# [Exercise details]
Please copy out every line of the listing below in which the word "menu" appears.
[Start of section]
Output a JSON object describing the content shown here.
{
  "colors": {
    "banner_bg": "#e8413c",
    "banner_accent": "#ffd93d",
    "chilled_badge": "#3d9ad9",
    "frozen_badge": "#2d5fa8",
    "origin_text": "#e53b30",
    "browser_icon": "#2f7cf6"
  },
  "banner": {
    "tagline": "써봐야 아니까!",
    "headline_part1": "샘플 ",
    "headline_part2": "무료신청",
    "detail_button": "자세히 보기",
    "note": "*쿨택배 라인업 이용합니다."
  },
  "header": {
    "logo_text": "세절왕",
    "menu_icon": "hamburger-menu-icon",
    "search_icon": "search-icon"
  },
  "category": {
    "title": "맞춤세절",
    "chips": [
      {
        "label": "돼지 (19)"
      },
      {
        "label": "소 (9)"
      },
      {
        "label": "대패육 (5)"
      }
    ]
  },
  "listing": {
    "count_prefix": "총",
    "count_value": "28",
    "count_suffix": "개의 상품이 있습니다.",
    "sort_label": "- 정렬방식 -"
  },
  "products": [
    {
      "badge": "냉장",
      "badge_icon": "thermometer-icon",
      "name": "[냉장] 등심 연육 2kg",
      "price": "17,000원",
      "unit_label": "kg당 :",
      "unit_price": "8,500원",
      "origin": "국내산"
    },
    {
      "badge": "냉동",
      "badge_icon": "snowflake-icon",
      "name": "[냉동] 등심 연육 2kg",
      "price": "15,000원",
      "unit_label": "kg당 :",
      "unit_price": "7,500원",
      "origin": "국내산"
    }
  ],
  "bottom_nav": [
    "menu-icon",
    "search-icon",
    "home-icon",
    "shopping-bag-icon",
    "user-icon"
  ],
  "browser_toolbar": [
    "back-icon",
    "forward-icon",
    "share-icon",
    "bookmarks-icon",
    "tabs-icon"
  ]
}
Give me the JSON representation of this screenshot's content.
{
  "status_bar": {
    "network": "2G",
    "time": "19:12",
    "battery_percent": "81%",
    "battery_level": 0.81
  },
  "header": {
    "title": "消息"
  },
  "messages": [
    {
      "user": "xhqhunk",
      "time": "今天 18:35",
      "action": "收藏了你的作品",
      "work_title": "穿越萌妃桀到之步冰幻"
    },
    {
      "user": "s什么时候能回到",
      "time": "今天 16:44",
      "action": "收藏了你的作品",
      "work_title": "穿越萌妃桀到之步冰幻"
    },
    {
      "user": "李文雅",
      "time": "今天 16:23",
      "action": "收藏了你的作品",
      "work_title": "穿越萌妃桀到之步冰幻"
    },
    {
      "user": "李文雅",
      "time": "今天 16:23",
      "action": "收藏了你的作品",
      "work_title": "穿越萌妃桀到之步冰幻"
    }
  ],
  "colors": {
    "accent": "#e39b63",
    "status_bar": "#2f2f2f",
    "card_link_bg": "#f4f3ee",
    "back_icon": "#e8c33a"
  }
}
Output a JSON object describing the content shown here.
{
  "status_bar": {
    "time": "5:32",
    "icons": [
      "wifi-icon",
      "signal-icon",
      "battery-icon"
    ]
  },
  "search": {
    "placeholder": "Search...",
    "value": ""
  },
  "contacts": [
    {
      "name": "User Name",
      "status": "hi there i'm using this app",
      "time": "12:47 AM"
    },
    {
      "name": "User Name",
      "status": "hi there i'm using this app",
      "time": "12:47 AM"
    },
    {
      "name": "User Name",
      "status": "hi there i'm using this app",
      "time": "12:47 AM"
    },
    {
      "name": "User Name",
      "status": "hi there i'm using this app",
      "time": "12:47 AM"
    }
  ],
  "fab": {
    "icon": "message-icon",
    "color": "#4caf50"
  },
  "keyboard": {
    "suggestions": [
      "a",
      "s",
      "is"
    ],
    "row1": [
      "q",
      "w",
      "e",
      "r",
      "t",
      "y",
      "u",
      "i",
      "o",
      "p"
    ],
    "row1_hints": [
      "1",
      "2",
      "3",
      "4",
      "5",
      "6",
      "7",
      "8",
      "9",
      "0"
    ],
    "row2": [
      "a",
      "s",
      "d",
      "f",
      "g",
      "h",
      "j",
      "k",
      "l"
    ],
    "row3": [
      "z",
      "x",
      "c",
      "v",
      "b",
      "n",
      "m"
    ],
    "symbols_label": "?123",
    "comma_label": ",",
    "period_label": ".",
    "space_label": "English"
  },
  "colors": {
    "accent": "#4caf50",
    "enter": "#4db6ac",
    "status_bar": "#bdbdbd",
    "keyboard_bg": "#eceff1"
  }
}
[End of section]
# [Response]
    "menu_icon": "hamburger-menu-icon",
    "menu-icon",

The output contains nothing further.